• **Records excerpted from a collection**:
►

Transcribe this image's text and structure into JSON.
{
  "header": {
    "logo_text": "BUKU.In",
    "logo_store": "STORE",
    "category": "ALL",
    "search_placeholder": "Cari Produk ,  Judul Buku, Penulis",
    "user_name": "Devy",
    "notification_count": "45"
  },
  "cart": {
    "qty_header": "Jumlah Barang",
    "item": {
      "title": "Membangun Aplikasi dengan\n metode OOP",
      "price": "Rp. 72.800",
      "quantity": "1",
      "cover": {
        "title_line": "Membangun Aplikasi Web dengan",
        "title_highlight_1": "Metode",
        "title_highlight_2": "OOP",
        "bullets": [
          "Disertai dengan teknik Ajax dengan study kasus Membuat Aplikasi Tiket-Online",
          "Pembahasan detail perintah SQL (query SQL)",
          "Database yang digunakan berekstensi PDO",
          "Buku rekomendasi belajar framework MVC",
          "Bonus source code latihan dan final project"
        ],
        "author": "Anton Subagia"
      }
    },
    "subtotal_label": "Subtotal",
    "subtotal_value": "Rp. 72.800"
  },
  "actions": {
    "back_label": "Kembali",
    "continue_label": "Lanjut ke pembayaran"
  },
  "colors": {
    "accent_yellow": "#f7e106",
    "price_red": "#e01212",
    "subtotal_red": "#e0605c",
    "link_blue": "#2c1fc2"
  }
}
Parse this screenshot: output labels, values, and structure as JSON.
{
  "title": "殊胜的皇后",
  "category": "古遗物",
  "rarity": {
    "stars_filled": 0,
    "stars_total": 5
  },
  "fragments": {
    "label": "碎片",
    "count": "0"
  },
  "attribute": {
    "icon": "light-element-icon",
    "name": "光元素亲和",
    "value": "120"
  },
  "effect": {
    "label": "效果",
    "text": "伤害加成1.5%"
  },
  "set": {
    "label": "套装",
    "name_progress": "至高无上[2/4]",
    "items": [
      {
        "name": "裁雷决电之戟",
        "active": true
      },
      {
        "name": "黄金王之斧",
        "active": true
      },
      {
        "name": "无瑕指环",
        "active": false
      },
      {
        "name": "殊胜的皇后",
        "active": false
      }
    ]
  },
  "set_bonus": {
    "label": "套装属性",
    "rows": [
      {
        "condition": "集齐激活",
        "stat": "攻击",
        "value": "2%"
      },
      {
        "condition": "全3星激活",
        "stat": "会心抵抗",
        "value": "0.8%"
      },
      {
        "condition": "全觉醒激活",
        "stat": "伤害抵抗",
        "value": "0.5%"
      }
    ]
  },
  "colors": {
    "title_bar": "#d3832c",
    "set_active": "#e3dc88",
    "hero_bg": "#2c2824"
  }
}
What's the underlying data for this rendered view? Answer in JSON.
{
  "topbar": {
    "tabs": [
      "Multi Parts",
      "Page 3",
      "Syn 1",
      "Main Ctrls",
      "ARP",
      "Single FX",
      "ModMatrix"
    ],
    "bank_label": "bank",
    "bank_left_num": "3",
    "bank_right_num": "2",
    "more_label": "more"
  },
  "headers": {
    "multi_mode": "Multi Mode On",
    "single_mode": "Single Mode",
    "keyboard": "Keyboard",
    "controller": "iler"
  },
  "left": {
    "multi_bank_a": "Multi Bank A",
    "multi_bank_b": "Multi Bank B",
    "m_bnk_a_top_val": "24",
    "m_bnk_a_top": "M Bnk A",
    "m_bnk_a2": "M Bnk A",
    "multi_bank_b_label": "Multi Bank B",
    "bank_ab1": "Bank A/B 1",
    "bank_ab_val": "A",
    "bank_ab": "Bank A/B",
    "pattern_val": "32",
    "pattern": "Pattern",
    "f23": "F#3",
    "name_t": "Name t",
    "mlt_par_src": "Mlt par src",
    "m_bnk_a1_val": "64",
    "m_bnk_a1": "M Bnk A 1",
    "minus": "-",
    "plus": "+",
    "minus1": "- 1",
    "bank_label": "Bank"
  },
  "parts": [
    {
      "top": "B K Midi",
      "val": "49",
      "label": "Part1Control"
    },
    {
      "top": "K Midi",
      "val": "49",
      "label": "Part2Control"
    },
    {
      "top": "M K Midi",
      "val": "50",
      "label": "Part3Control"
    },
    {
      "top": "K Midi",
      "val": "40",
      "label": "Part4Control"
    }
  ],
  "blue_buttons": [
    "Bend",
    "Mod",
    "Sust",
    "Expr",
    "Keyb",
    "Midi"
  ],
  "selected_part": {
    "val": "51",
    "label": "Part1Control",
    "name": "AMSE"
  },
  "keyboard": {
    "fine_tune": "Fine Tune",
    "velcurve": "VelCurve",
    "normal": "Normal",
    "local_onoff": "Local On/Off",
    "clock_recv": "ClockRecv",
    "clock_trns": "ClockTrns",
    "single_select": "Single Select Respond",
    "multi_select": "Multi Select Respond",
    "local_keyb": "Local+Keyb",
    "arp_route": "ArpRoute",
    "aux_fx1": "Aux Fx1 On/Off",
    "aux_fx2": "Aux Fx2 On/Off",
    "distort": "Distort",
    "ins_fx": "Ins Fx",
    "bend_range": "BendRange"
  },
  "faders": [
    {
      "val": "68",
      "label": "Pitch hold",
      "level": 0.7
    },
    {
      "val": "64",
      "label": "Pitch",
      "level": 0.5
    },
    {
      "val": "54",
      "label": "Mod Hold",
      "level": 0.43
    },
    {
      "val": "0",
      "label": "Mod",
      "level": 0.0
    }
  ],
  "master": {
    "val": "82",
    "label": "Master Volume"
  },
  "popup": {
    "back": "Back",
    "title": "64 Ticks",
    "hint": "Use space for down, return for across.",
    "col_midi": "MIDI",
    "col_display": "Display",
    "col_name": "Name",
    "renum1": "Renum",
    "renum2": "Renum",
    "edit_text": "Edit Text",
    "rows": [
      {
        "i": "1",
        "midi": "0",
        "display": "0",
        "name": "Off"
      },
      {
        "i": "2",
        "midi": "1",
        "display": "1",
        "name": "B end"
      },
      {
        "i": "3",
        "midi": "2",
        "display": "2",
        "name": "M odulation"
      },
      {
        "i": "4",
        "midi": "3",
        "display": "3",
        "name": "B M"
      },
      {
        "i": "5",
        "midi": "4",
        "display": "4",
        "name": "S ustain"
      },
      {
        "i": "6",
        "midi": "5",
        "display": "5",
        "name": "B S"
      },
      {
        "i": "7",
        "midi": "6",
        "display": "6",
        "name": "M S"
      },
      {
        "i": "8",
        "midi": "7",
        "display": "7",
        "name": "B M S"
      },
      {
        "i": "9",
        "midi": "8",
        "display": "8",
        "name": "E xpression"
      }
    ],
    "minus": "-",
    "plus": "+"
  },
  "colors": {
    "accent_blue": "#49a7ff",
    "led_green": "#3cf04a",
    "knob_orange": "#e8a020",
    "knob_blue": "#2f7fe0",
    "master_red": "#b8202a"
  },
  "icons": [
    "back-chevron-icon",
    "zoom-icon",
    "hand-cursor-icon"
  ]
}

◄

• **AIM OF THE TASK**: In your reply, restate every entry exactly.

• **ANSWER TO THIS TASK**:
Transcribe this image's text and structure into JSON.
{
  "header": {
    "logo_text": "BUKU.In",
    "logo_store": "STORE",
    "category": "ALL",
    "search_placeholder": "Cari Produk ,  Judul Buku, Penulis",
    "user_name": "Devy",
    "notification_count": "45"
  },
  "cart": {
    "qty_header": "Jumlah Barang",
    "item": {
      "title": "Membangun Aplikasi dengan\n metode OOP",
      "price": "Rp. 72.800",
      "quantity": "1",
      "cover": {
        "title_line": "Membangun Aplikasi Web dengan",
        "title_highlight_1": "Metode",
        "title_highlight_2": "OOP",
        "bullets": [
          "Disertai dengan teknik Ajax dengan study kasus Membuat Aplikasi Tiket-Online",
          "Pembahasan detail perintah SQL (query SQL)",
          "Database yang digunakan berekstensi PDO",
          "Buku rekomendasi belajar framework MVC",
          "Bonus source code latihan dan final project"
        ],
        "author": "Anton Subagia"
      }
    },
    "subtotal_label": "Subtotal",
    "subtotal_value": "Rp. 72.800"
  },
  "actions": {
    "back_label": "Kembali",
    "continue_label": "Lanjut ke pembayaran"
  },
  "colors": {
    "accent_yellow": "#f7e106",
    "price_red": "#e01212",
    "subtotal_red": "#e0605c",
    "link_blue": "#2c1fc2"
  }
}
Parse this screenshot: output labels, values, and structure as JSON.
{
  "title": "殊胜的皇后",
  "category": "古遗物",
  "rarity": {
    "stars_filled": 0,
    "stars_total": 5
  },
  "fragments": {
    "label": "碎片",
    "count": "0"
  },
  "attribute": {
    "icon": "light-element-icon",
    "name": "光元素亲和",
    "value": "120"
  },
  "effect": {
    "label": "效果",
    "text": "伤害加成1.5%"
  },
  "set": {
    "label": "套装",
    "name_progress": "至高无上[2/4]",
    "items": [
      {
        "name": "裁雷决电之戟",
        "active": true
      },
      {
        "name": "黄金王之斧",
        "active": true
      },
      {
        "name": "无瑕指环",
        "active": false
      },
      {
        "name": "殊胜的皇后",
        "active": false
      }
    ]
  },
  "set_bonus": {
    "label": "套装属性",
    "rows": [
      {
        "condition": "集齐激活",
        "stat": "攻击",
        "value": "2%"
      },
      {
        "condition": "全3星激活",
        "stat": "会心抵抗",
        "value": "0.8%"
      },
      {
        "condition": "全觉醒激活",
        "stat": "伤害抵抗",
        "value": "0.5%"
      }
    ]
  },
  "colors": {
    "title_bar": "#d3832c",
    "set_active": "#e3dc88",
    "hero_bg": "#2c2824"
  }
}
What's the underlying data for this rendered view? Answer in JSON.
{
  "topbar": {
    "tabs": [
      "Multi Parts",
      "Page 3",
      "Syn 1",
      "Main Ctrls",
      "ARP",
      "Single FX",
      "ModMatrix"
    ],
    "bank_label": "bank",
    "bank_left_num": "3",
    "bank_right_num": "2",
    "more_label": "more"
  },
  "headers": {
    "multi_mode": "Multi Mode On",
    "single_mode": "Single Mode",
    "keyboard": "Keyboard",
    "controller": "iler"
  },
  "left": {
    "multi_bank_a": "Multi Bank A",
    "multi_bank_b": "Multi Bank B",
    "m_bnk_a_top_val": "24",
    "m_bnk_a_top": "M Bnk A",
    "m_bnk_a2": "M Bnk A",
    "multi_bank_b_label": "Multi Bank B",
    "bank_ab1": "Bank A/B 1",
    "bank_ab_val": "A",
    "bank_ab": "Bank A/B",
    "pattern_val": "32",
    "pattern": "Pattern",
    "f23": "F#3",
    "name_t": "Name t",
    "mlt_par_src": "Mlt par src",
    "m_bnk_a1_val": "64",
    "m_bnk_a1": "M Bnk A 1",
    "minus": "-",
    "plus": "+",
    "minus1": "- 1",
    "bank_label": "Bank"
  },
  "parts": [
    {
      "top": "B K Midi",
      "val": "49",
      "label": "Part1Control"
    },
    {
      "top": "K Midi",
      "val": "49",
      "label": "Part2Control"
    },
    {
      "top": "M K Midi",
      "val": "50",
      "label": "Part3Control"
    },
    {
      "top": "K Midi",
      "val": "40",
      "label": "Part4Control"
    }
  ],
  "blue_buttons": [
    "Bend",
    "Mod",
    "Sust",
    "Expr",
    "Keyb",
    "Midi"
  ],
  "selected_part": {
    "val": "51",
    "label": "Part1Control",
    "name": "AMSE"
  },
  "keyboard": {
    "fine_tune": "Fine Tune",
    "velcurve": "VelCurve",
    "normal": "Normal",
    "local_onoff": "Local On/Off",
    "clock_recv": "ClockRecv",
    "clock_trns": "ClockTrns",
    "single_select": "Single Select Respond",
    "multi_select": "Multi Select Respond",
    "local_keyb": "Local+Keyb",
    "arp_route": "ArpRoute",
    "aux_fx1": "Aux Fx1 On/Off",
    "aux_fx2": "Aux Fx2 On/Off",
    "distort": "Distort",
    "ins_fx": "Ins Fx",
    "bend_range": "BendRange"
  },
  "faders": [
    {
      "val": "68",
      "label": "Pitch hold",
      "level": 0.7
    },
    {
      "val": "64",
      "label": "Pitch",
      "level": 0.5
    },
    {
      "val": "54",
      "label": "Mod Hold",
      "level": 0.43
    },
    {
      "val": "0",
      "label": "Mod",
      "level": 0.0
    }
  ],
  "master": {
    "val": "82",
    "label": "Master Volume"
  },
  "popup": {
    "back": "Back",
    "title": "64 Ticks",
    "hint": "Use space for down, return for across.",
    "col_midi": "MIDI",
    "col_display": "Display",
    "col_name": "Name",
    "renum1": "Renum",
    "renum2": "Renum",
    "edit_text": "Edit Text",
    "rows": [
      {
        "i": "1",
        "midi": "0",
        "display": "0",
        "name": "Off"
      },
      {
        "i": "2",
        "midi": "1",
        "display": "1",
        "name": "B end"
      },
      {
        "i": "3",
        "midi": "2",
        "display": "2",
        "name": "M odulation"
      },
      {
        "i": "4",
        "midi": "3",
        "display": "3",
        "name": "B M"
      },
      {
        "i": "5",
        "midi": "4",
        "display": "4",
        "name": "S ustain"
      },
      {
        "i": "6",
        "midi": "5",
        "display": "5",
        "name": "B S"
      },
      {
        "i": "7",
        "midi": "6",
        "display": "6",
        "name": "M S"
      },
      {
        "i": "8",
        "midi": "7",
        "display": "7",
        "name": "B M S"
      },
      {
        "i": "9",
        "midi": "8",
        "display": "8",
        "name": "E xpression"
      }
    ],
    "minus": "-",
    "plus": "+"
  },
  "colors": {
    "accent_blue": "#49a7ff",
    "led_green": "#3cf04a",
    "knob_orange": "#e8a020",
    "knob_blue": "#2f7fe0",
    "master_red": "#b8202a"
  },
  "icons": [
    "back-chevron-icon",
    "zoom-icon",
    "hand-cursor-icon"
  ]
}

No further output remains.